If you closed your eyes and listened to the sound reverberating throughout Madison Square Garden, you were transported to a time that has since been relegated to the National Hockey League’s history.

The roar was equal parts bloodlust, vengeance, revenge and appreciation for a job done, thirty-nine seconds into the Flyers-Rangers resumption of hostilities on Valentine’s Day.

There was Dylan McIlrath, paired with newly-minted Rangers villain Wayne Simmonds. Simmonds had earned the disdain of the Rangers and the fanbase for landing a gloved punch to the jaw of Ryan McDonagh 10:36 into the Blueshirts’ 3-2 win over the Flyers in Philadelphia on Feb. 6, leaving the Rangers captain concussed.

The rematch at the Garden would be the Rangers first chance to exact the frontier justice promised by Tanner Glass and others. 

Buzz grew during warmups as McIlrath and Simmonds engaged in a not-so-friendly discussion. Neither was on the ice for the opening face-off, but after a stoppage of play, both hopped over the boards.

Anticipation morphed into reality. Gloves were dropped, punches were thrown, Simmonds was bloodied and McIlrath implored the 18,006 in attendance to use their voices to shake down the heavens. Twenty seconds later, Glass decisioned Ryan White, and the Rangers were on their way to a 3-1 win over their hated rival.

“There is no doubt that guys were sticking up for [Ryan McDonagh] with what happened in [Philadelphia],” Alain Vigneault said after the game. “I can’t say I’m displeased about seeing that, but I am most pleased about how he played and the fact that we won the game. There is no doubt that what [McIlrath] and [Glass] did there was a big part of the emotion that was in the game.”

The fights were a brief moment in time, but the reaction to McIlrath could be viewed as the birth of the latest love affair between a player and the worshipers that pack the pews every night.

It has been a long time coming for the 10th overall pick in the 2010 Draft. The selection of the defenseman from the Moose Jaw Warriors has been criticized as Anaheim Ducks defenseman Cam Fowler and St. Louis Blues sniper Vladimir Tarasenko were still on the board when the Rangers selected the kid nicknamed ‘The Undertaker’ in the tough Western Hockey League. 
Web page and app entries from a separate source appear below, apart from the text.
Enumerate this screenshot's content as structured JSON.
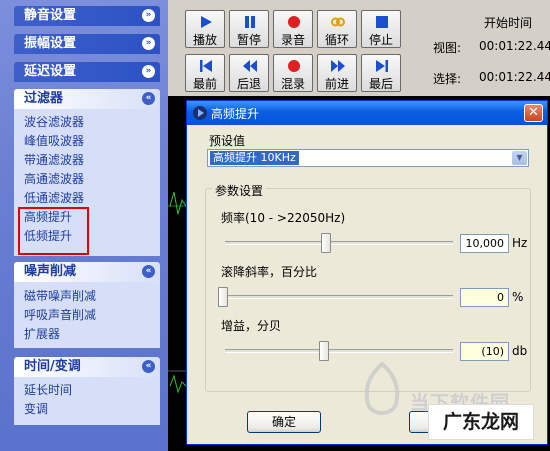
{
  "left_pane": {
    "groups": [
      {
        "title": "静音设置",
        "expanded": false
      },
      {
        "title": "振幅设置",
        "expanded": false
      },
      {
        "title": "延迟设置",
        "expanded": false
      },
      {
        "title": "过滤器",
        "expanded": true,
        "items": [
          "波谷滤波器",
          "峰值吸波器",
          "带通滤波器",
          "高通滤波器",
          "低通滤波器",
          "高频提升",
          "低频提升"
        ]
      },
      {
        "title": "噪声削减",
        "expanded": true,
        "items": [
          "磁带噪声削减",
          "呼吸声音削减",
          "扩展器"
        ]
      },
      {
        "title": "时间/变调",
        "expanded": true,
        "items": [
          "延长时间",
          "变调"
        ]
      }
    ],
    "chevron_down": "»",
    "chevron_up": "«"
  },
  "toolbar": {
    "row1": [
      {
        "label": "播放",
        "icon": "play-icon"
      },
      {
        "label": "暂停",
        "icon": "pause-icon"
      },
      {
        "label": "录音",
        "icon": "record-icon"
      },
      {
        "label": "循环",
        "icon": "loop-icon"
      },
      {
        "label": "停止",
        "icon": "stop-icon"
      }
    ],
    "row2": [
      {
        "label": "最前",
        "icon": "skip-start-icon"
      },
      {
        "label": "后退",
        "icon": "rewind-icon"
      },
      {
        "label": "混录",
        "icon": "mix-record-icon"
      },
      {
        "label": "前进",
        "icon": "fast-forward-icon"
      },
      {
        "label": "最后",
        "icon": "skip-end-icon"
      }
    ],
    "start_time_label": "开始时间",
    "view_label": "视图:",
    "view_time": "00:01:22.44",
    "selection_label": "选择:",
    "selection_time": "00:01:22.44"
  },
  "dialog": {
    "title": "高频提升",
    "preset_label": "预设值",
    "preset_value": "高频提升 10KHz",
    "params_group": "参数设置",
    "frequency_label": "频率(10 - >22050Hz)",
    "frequency_value": "10,000",
    "frequency_unit": "Hz",
    "rolloff_label": "滚降斜率，百分比",
    "rolloff_value": "0",
    "rolloff_unit": "%",
    "gain_label": "增益，分贝",
    "gain_value": "(10)",
    "gain_unit": "db",
    "ok_button": "确定",
    "cancel_button": "取"
  },
  "watermark": {
    "line1": "当下软件园",
    "line2": "广东龙网"
  },
  "colors": {
    "accent": "#2c52c4",
    "highlight_box": "#e40000",
    "record_red": "#e02020",
    "play_blue": "#1a4fd0"
  }
}
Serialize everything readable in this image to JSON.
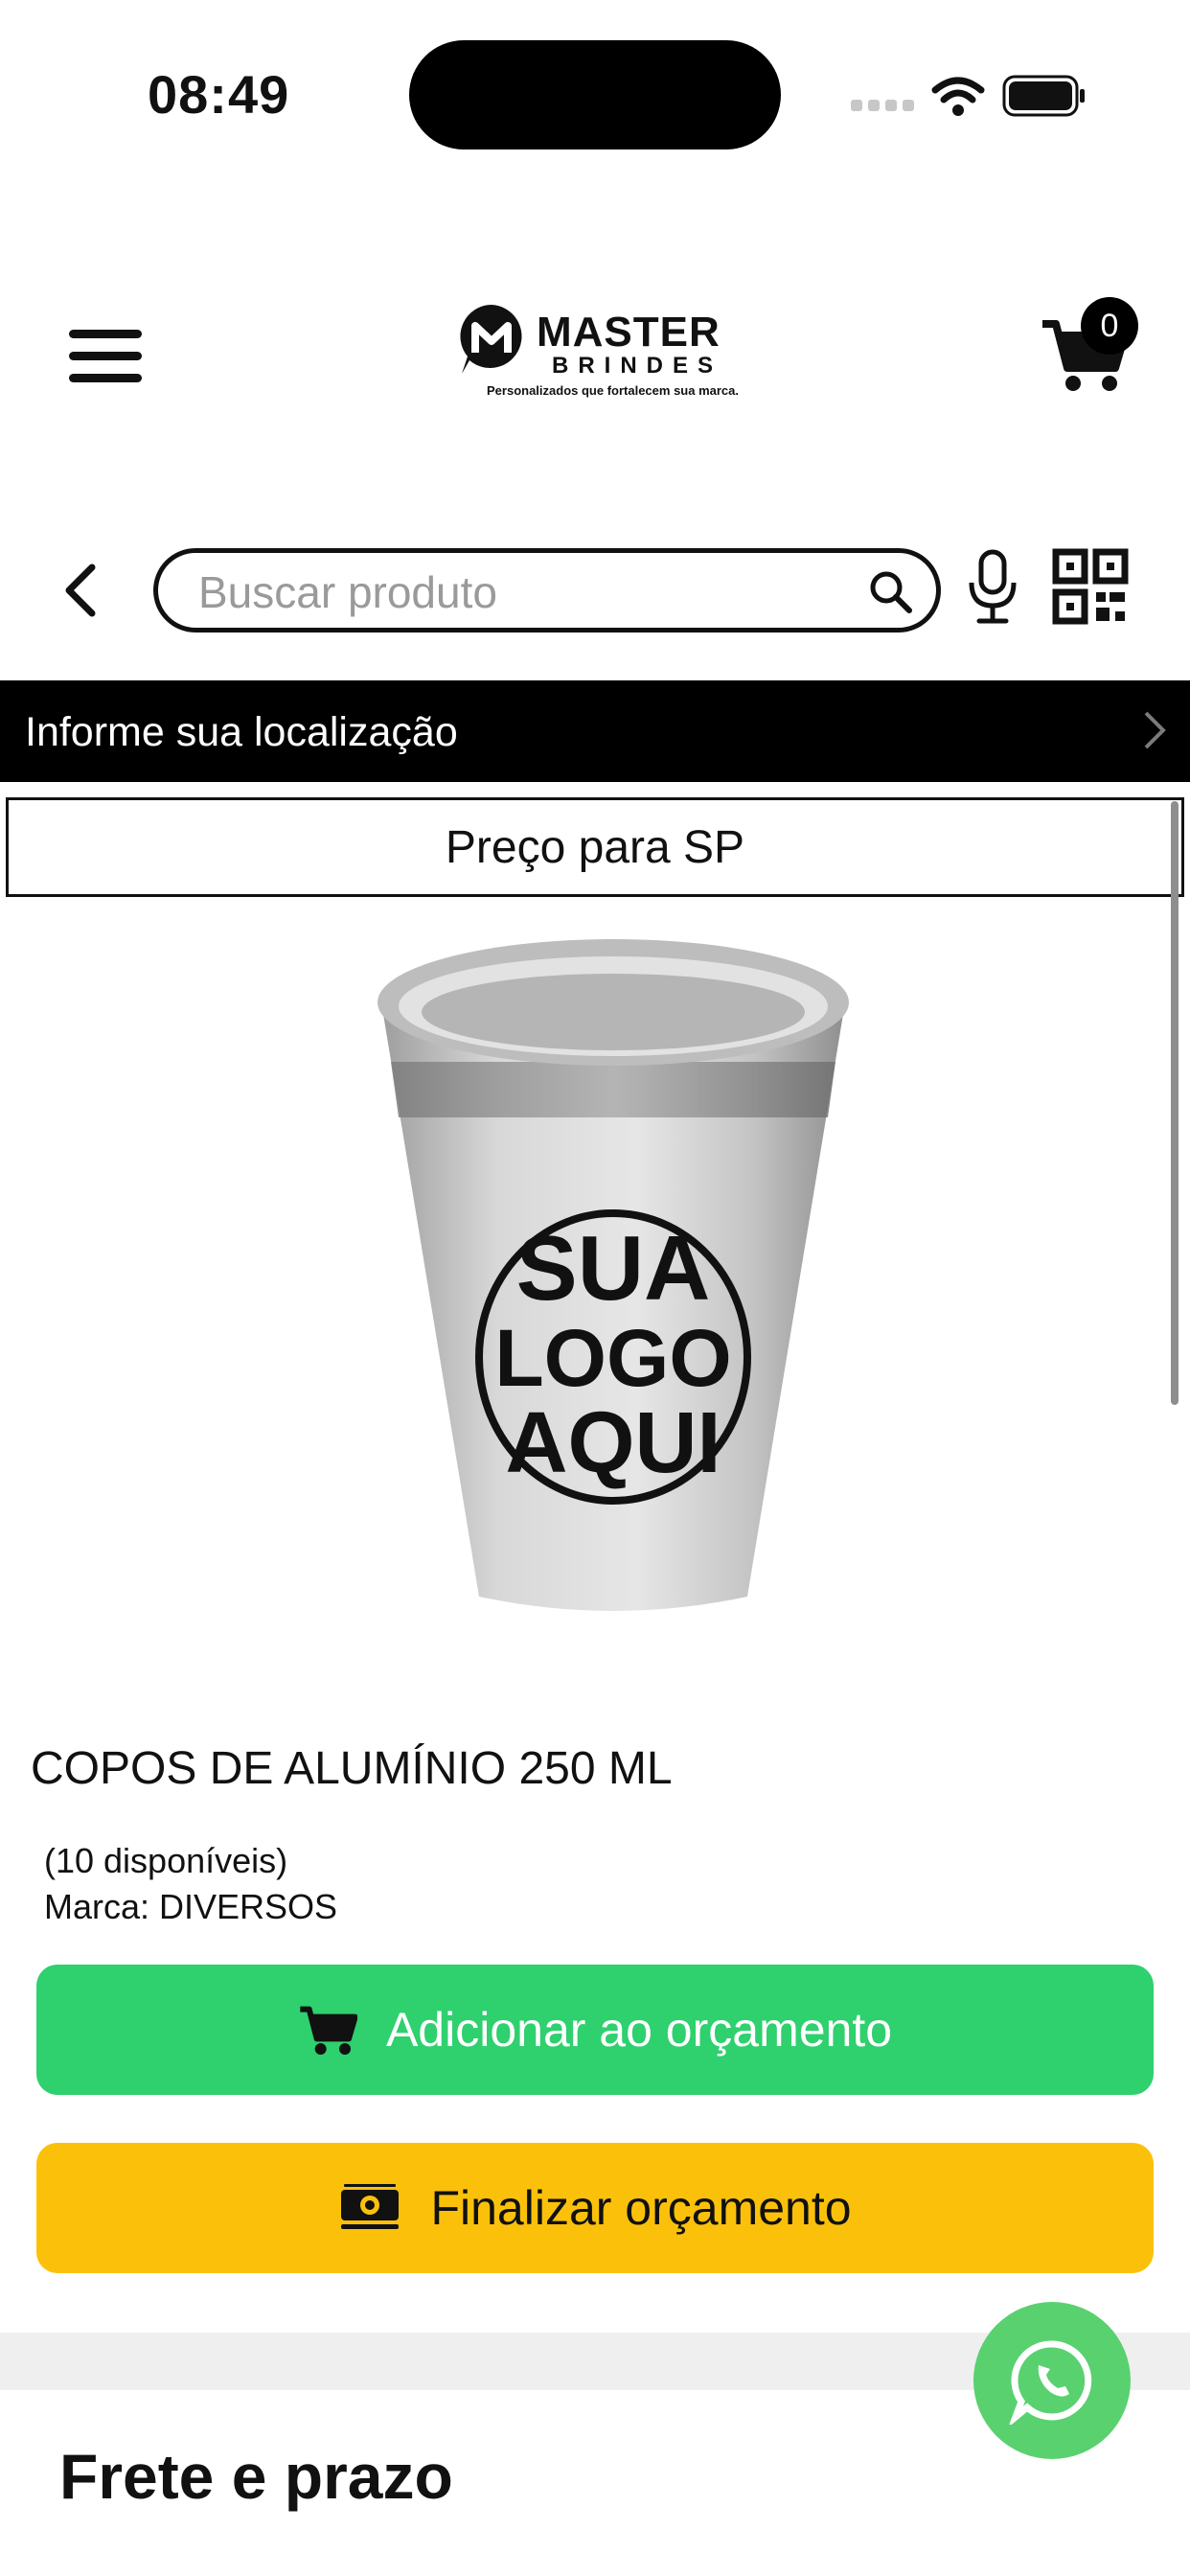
{
  "status_bar": {
    "time": "08:49"
  },
  "header": {
    "logo_title": "MASTER",
    "logo_subtitle": "BRINDES",
    "logo_tagline": "Personalizados que fortalecem sua marca.",
    "cart_count": "0"
  },
  "search": {
    "placeholder": "Buscar produto"
  },
  "location": {
    "label": "Informe sua localização"
  },
  "price_region": {
    "label": "Preço para SP"
  },
  "product": {
    "image_text": [
      "SUA",
      "LOGO",
      "AQUI"
    ],
    "title": "COPOS DE ALUMÍNIO 250 ML",
    "availability": "(10 disponíveis)",
    "brand": "Marca: DIVERSOS"
  },
  "actions": {
    "add_label": "Adicionar ao orçamento",
    "finish_label": "Finalizar orçamento"
  },
  "shipping": {
    "heading": "Frete e prazo"
  },
  "colors": {
    "green": "#2fd06e",
    "yellow": "#fbc10a",
    "whatsapp": "#59d16f"
  }
}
Factor in a dislocated knee cap, forcing an extended gestation period with the Rangers’ AHL affiliate in Hartford, and the word ‘bust’ was linked to McIlrath, even as organizational decision makers swore he was progressing.

He proved them right during training camp and the preseason, where he earned a job as essentially the seventh defenseman. McIlrath has a slash line of 2-1-3 and 51 penalty minutes in 26 games while providing the kind of physicality the Vigneault-era Rangers are not know for.

“I wanted to send a message. I wanted to stick up for my teammate, our captain, our best player. I can respect [Simmonds] for squaring up with me, and I’m just happy how it all worked out,” McIlrath said of his fight. “You could see the crowd got into it right away. I think our team got into it. [Glass] followed it up with another great scrap. I think it was important to get a good start and I think that definitely helped it.” 

You can follow NHL writer Denis P. Gorman on Twitter at @DenisGorman.